Working with Students as Partners: Developing Peer Mentoring to Enhance the Undergraduate Student Experience
Mentorship, Leadership, and Research
6ER-025 Table 1 Median REC evaluation activity PERIOD 1 PERIOD 2 p GROUP 1: 184 (IQR=97) 51 (IQR=4) 0.50 GROUP 2: 73 (IQR=66.2) 20 (IQR=42) 0.02 GROUP 3: 1 (IQR=11) 0 (IQR=3) 0.15 p=0.011 (period 1 vs. period 2, globally). Conclusion Regulation (EU) No. 536/2014 has not modified the dynamics in RECs, nevertheless activity has been significantly altered, but in a different way depending on its activity. Most affected RECs are low and medium activity because of the drastic decrease in the number

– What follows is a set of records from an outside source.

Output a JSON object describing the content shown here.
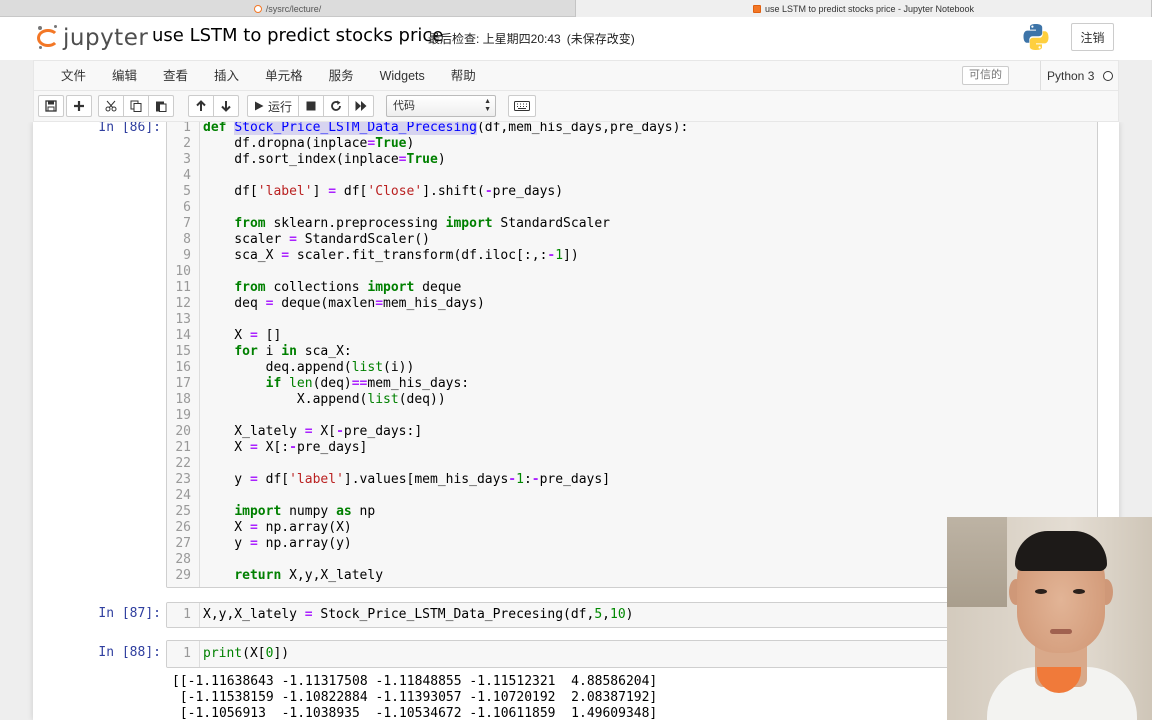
{
  "browser": {
    "tabs": [
      {
        "title": "/sysrc/lecture/"
      },
      {
        "title": "use LSTM to predict stocks price - Jupyter Notebook"
      }
    ]
  },
  "header": {
    "logo_text": "jupyter",
    "notebook_title": "use LSTM to predict stocks price",
    "checkpoint": "最后检查: 上星期四20:43",
    "unsaved": "(未保存改变)",
    "logout": "注销"
  },
  "menubar": {
    "items": [
      "文件",
      "编辑",
      "查看",
      "插入",
      "单元格",
      "服务",
      "Widgets",
      "帮助"
    ],
    "trusted": "可信的",
    "kernel": "Python 3"
  },
  "toolbar": {
    "run_label": "运行",
    "cell_type": "代码"
  },
  "cells": [
    {
      "prompt": "In [86]:",
      "lines": [
        "def Stock_Price_LSTM_Data_Precesing(df,mem_his_days,pre_days):",
        "    df.dropna(inplace=True)",
        "    df.sort_index(inplace=True)",
        "",
        "    df['label'] = df['Close'].shift(-pre_days)",
        "",
        "    from sklearn.preprocessing import StandardScaler",
        "    scaler = StandardScaler()",
        "    sca_X = scaler.fit_transform(df.iloc[:,:-1])",
        "",
        "    from collections import deque",
        "    deq = deque(maxlen=mem_his_days)",
        "",
        "    X = []",
        "    for i in sca_X:",
        "        deq.append(list(i))",
        "        if len(deq)==mem_his_days:",
        "            X.append(list(deq))",
        "",
        "    X_lately = X[-pre_days:]",
        "    X = X[:-pre_days]",
        "",
        "    y = df['label'].values[mem_his_days-1:-pre_days]",
        "",
        "    import numpy as np",
        "    X = np.array(X)",
        "    y = np.array(y)",
        "",
        "    return X,y,X_lately"
      ]
    },
    {
      "prompt": "In [87]:",
      "lines": [
        "X,y,X_lately = Stock_Price_LSTM_Data_Precesing(df,5,10)"
      ]
    },
    {
      "prompt": "In [88]:",
      "lines": [
        "print(X[0])"
      ],
      "output": [
        "[[-1.11638643 -1.11317508 -1.11848855 -1.11512321  4.88586204]",
        " [-1.11538159 -1.10822884 -1.11393057 -1.10720192  2.08387192]",
        " [-1.1056913  -1.1038935  -1.10534672 -1.10611859  1.49609348]"
      ]
    }
  ],
  "colors": {
    "prompt": "#303f9f",
    "keyword": "#008000",
    "string": "#ba2121",
    "operator": "#aa22ff",
    "accent": "#f37726"
  }
}
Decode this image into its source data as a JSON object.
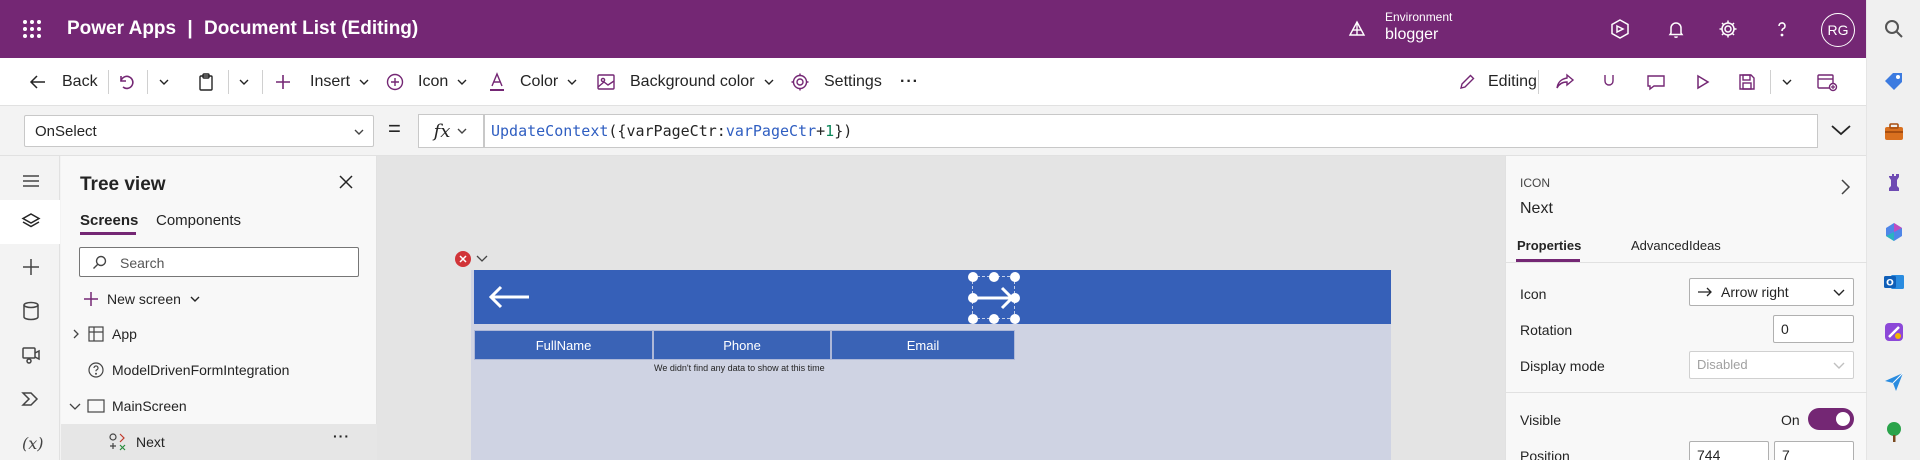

... ease in the number of CT evaluated per year because only one REC currently evaluates for all centres involved. Current legislation has caused CT evaluation to focus on RECs of large hospitals. REFERENCES AND/OR ACKNOWLEDGEMENTS Regulation (EU) No 536/2014. Background While peer-to-peer mentoring and assessment is encouraged at many academic institutions, very little information exists about the effectiveness of this model in improving learning in student-run free clinics. Moreover, there is no information available about the impact on pharmacy students' perceptions of integrating international pharmacy exchange students into a peer-to-peer programme. Information generated by this study may provide support for the use of European students in peer-to-peer mentoring models. Purpose To investigate students' perceptions of involving European pharmacy students in a peer-to-peer teaching model in a student-run free clinic. Material and methods Data was collected in a student-run free clinic. A model was created where P4 and 5th year European students served as preceptors. The P4 students interacted and counselled English-speaking patients, whereas the European students focused on the Spanish-speaking patients. The teaching method was a modified version of the Hunter Mastery Teaching Model. An electronic survey was given to P2, P3 and P4 students to assess clinical experiences with patients assigned to European peer students. Sixteen survey items were evaluated that included students' perceptions in performing patient counselling, interviewing, writing electronic notes in the medical record, teaching patients how to monitor their medical condition and interacting with the medical team. Participants were asked to rate their perception of confidence from assessment statements on a 5-point rating scale, ranging from 1 -'Strongly disagree' to 5 -'Strongly agree.' Results The survey was presented to 43 eligible participants from August to October 2018. Thirty-two students completed the survey (74% response). Seventeen were P2, nine were P3 and six were P4 students. Sixty-one per cent of the responses strongly agreed that the presence of the European students improved their confidence when teaching and counselling Spanish-speaking patients using the peer-to-peer model. There was a strong correlation between confidence and teaching patients (r=0.571, p=0.01) and confidence and patient counselling (r=0.4517, p=0.01). Conclusion The presence of the European students in a peerto-peer mentoring model may improve P2 and P3 students' perception of confidence in medication counselling and teaching of Spanish-speaking patients on how to monitor their medical conditions.